5. What Are the Benefits of Google Analytics 4?

As mentioned previously, the good news is: Google Analytics 4 has its share of benefits. These are some of the few it has to offer:

  • Just like Universal Analytics, it’s a very data-rich and free tool. Free is always good, especially considering the amount of data you can collect.
  • You can analyze and compare both website data and app data side-by-side, which significantly expands the number (and quality) of events you can track, analyze, and act on.
  • With GA4, you now have at least 35 different event parameters you can track, instead of the very few within Universal Analytics. This offers insights into consumer behavior like never before.
  • Enhanced real-time reporting; you can view in real time all of the events of one customer visit for efficient, streamlined, and comprehensive reporting.

There’s no doubt that Google Analytics 4 offers even more insights about your customer journeys. We recommend you start the process of switching over to GA4 as soon as possible, if you haven’t already.

Want More Help?

We can help you glean the most insight from your available SEO and data analysis tools so you can better track your marketing and grow your business. Connect with us today or schedule a free website report to learn more about switching to Google Analytics 4!

About Lance

For nearly a decade, Lance has worked with Uptick in search engine optimization in some capacity, initially building our SEO department from the ground up. His expertise in the world of optimization makes him the ideal person to keep Uptick on the cutting edge of the ever-evolving SEO sphere. A graduate of Samford University, Lance is a member of Samford University’s Entrepreneurship, Management, and Marketing Advisory Board, creating the university’s first digital marketing course. He has spoken at the Birmingham chapter of the American Marketing Association, co-hosted ‘Grow With Google’ small business events, and presented to the Birmingham and Huntsville chapters of the Public Relations Council of Alabama.
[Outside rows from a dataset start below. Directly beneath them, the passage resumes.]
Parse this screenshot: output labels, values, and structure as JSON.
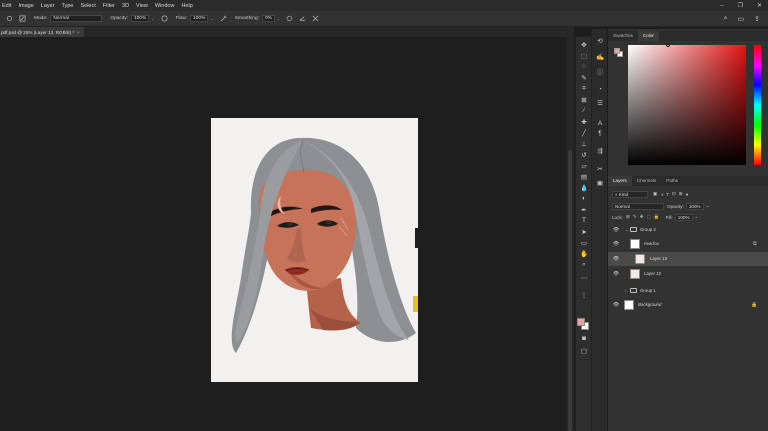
{
  "menu": [
    "Edit",
    "Image",
    "Layer",
    "Type",
    "Select",
    "Filter",
    "3D",
    "View",
    "Window",
    "Help"
  ],
  "window_controls": [
    "–",
    "❐",
    "✕"
  ],
  "options": {
    "mode_label": "Mode:",
    "mode_value": "Normal",
    "opacity_label": "Opacity:",
    "opacity_value": "100%",
    "flow_label": "Flow:",
    "flow_value": "100%",
    "smoothing_label": "Smoothing:",
    "smoothing_value": "0%"
  },
  "document_tab": {
    "title": "pdf.psd @ 25% (Layer 13, RGB/8) *",
    "close": "×"
  },
  "panels": {
    "color_tabs": [
      "Swatches",
      "Color"
    ],
    "color_active": "Color",
    "foreground": "#e7a49a",
    "background": "#ffffff",
    "layer_tabs": [
      "Layers",
      "Channels",
      "Paths"
    ],
    "layers_active": "Layers"
  },
  "layers_panel": {
    "kind_label": "Kind",
    "blend_mode": "Normal",
    "opacity_label": "Opacity:",
    "opacity_value": "100%",
    "lock_label": "Lock:",
    "fill_label": "Fill:",
    "fill_value": "100%",
    "layers": [
      {
        "name": "Group 2",
        "type": "group",
        "expanded": true,
        "visible": true
      },
      {
        "name": "new.fox",
        "type": "smart-object",
        "visible": true
      },
      {
        "name": "Layer 13",
        "type": "layer",
        "visible": true,
        "selected": true
      },
      {
        "name": "Layer 12",
        "type": "layer",
        "visible": true
      },
      {
        "name": "Group 1",
        "type": "group",
        "expanded": false,
        "visible": false
      },
      {
        "name": "Background",
        "type": "background",
        "visible": true,
        "locked": true
      }
    ]
  }
}
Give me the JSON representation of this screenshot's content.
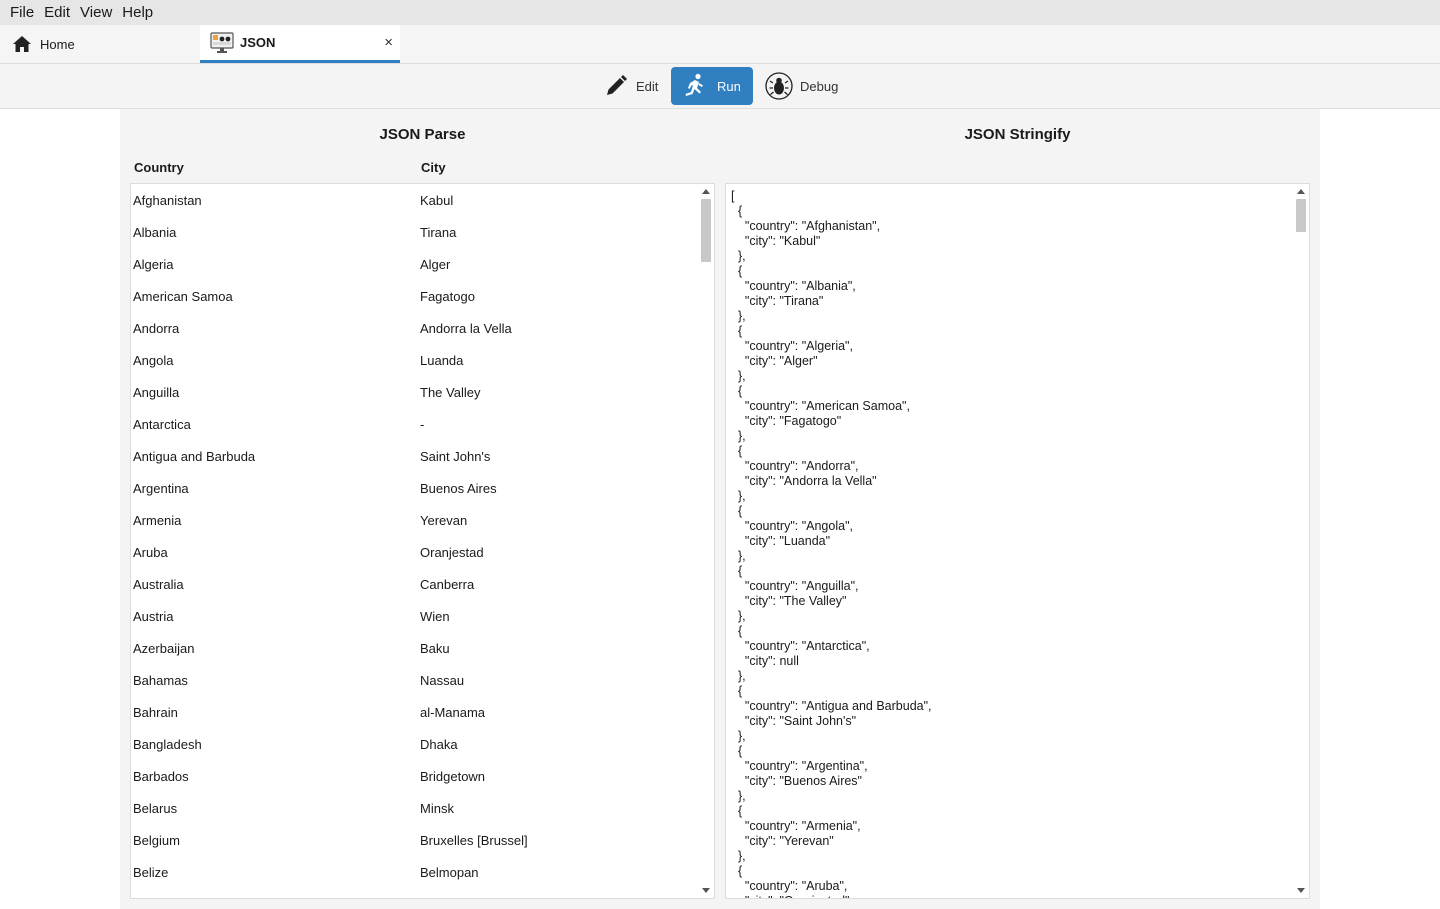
{
  "menu": [
    "File",
    "Edit",
    "View",
    "Help"
  ],
  "tabs": {
    "home_label": "Home",
    "json_label": "JSON",
    "close_glyph": "×"
  },
  "toolbar": {
    "edit_label": "Edit",
    "run_label": "Run",
    "debug_label": "Debug",
    "accent_color": "#2f7fc1"
  },
  "parse_panel": {
    "title": "JSON Parse",
    "col_country": "Country",
    "col_city": "City",
    "rows": [
      [
        "Afghanistan",
        "Kabul"
      ],
      [
        "Albania",
        "Tirana"
      ],
      [
        "Algeria",
        "Alger"
      ],
      [
        "American Samoa",
        "Fagatogo"
      ],
      [
        "Andorra",
        "Andorra la Vella"
      ],
      [
        "Angola",
        "Luanda"
      ],
      [
        "Anguilla",
        "The Valley"
      ],
      [
        "Antarctica",
        "-"
      ],
      [
        "Antigua and Barbuda",
        "Saint John's"
      ],
      [
        "Argentina",
        "Buenos Aires"
      ],
      [
        "Armenia",
        "Yerevan"
      ],
      [
        "Aruba",
        "Oranjestad"
      ],
      [
        "Australia",
        "Canberra"
      ],
      [
        "Austria",
        "Wien"
      ],
      [
        "Azerbaijan",
        "Baku"
      ],
      [
        "Bahamas",
        "Nassau"
      ],
      [
        "Bahrain",
        "al-Manama"
      ],
      [
        "Bangladesh",
        "Dhaka"
      ],
      [
        "Barbados",
        "Bridgetown"
      ],
      [
        "Belarus",
        "Minsk"
      ],
      [
        "Belgium",
        "Bruxelles [Brussel]"
      ],
      [
        "Belize",
        "Belmopan"
      ]
    ]
  },
  "stringify_panel": {
    "title": "JSON Stringify",
    "text": "[\n  {\n    \"country\": \"Afghanistan\",\n    \"city\": \"Kabul\"\n  },\n  {\n    \"country\": \"Albania\",\n    \"city\": \"Tirana\"\n  },\n  {\n    \"country\": \"Algeria\",\n    \"city\": \"Alger\"\n  },\n  {\n    \"country\": \"American Samoa\",\n    \"city\": \"Fagatogo\"\n  },\n  {\n    \"country\": \"Andorra\",\n    \"city\": \"Andorra la Vella\"\n  },\n  {\n    \"country\": \"Angola\",\n    \"city\": \"Luanda\"\n  },\n  {\n    \"country\": \"Anguilla\",\n    \"city\": \"The Valley\"\n  },\n  {\n    \"country\": \"Antarctica\",\n    \"city\": null\n  },\n  {\n    \"country\": \"Antigua and Barbuda\",\n    \"city\": \"Saint John's\"\n  },\n  {\n    \"country\": \"Argentina\",\n    \"city\": \"Buenos Aires\"\n  },\n  {\n    \"country\": \"Armenia\",\n    \"city\": \"Yerevan\"\n  },\n  {\n    \"country\": \"Aruba\",\n    \"city\": \"Oranjestad\""
  }
}
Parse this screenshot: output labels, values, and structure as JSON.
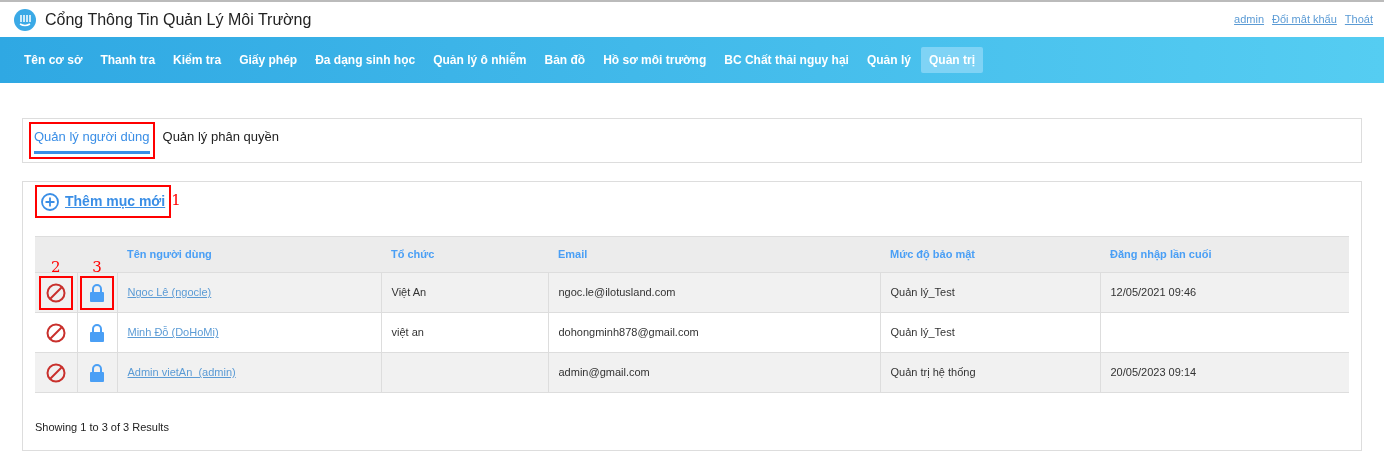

Currently, he spearheads Uptick’s SEO sales, business development, and overall strategies.

See more articles from Lance Moore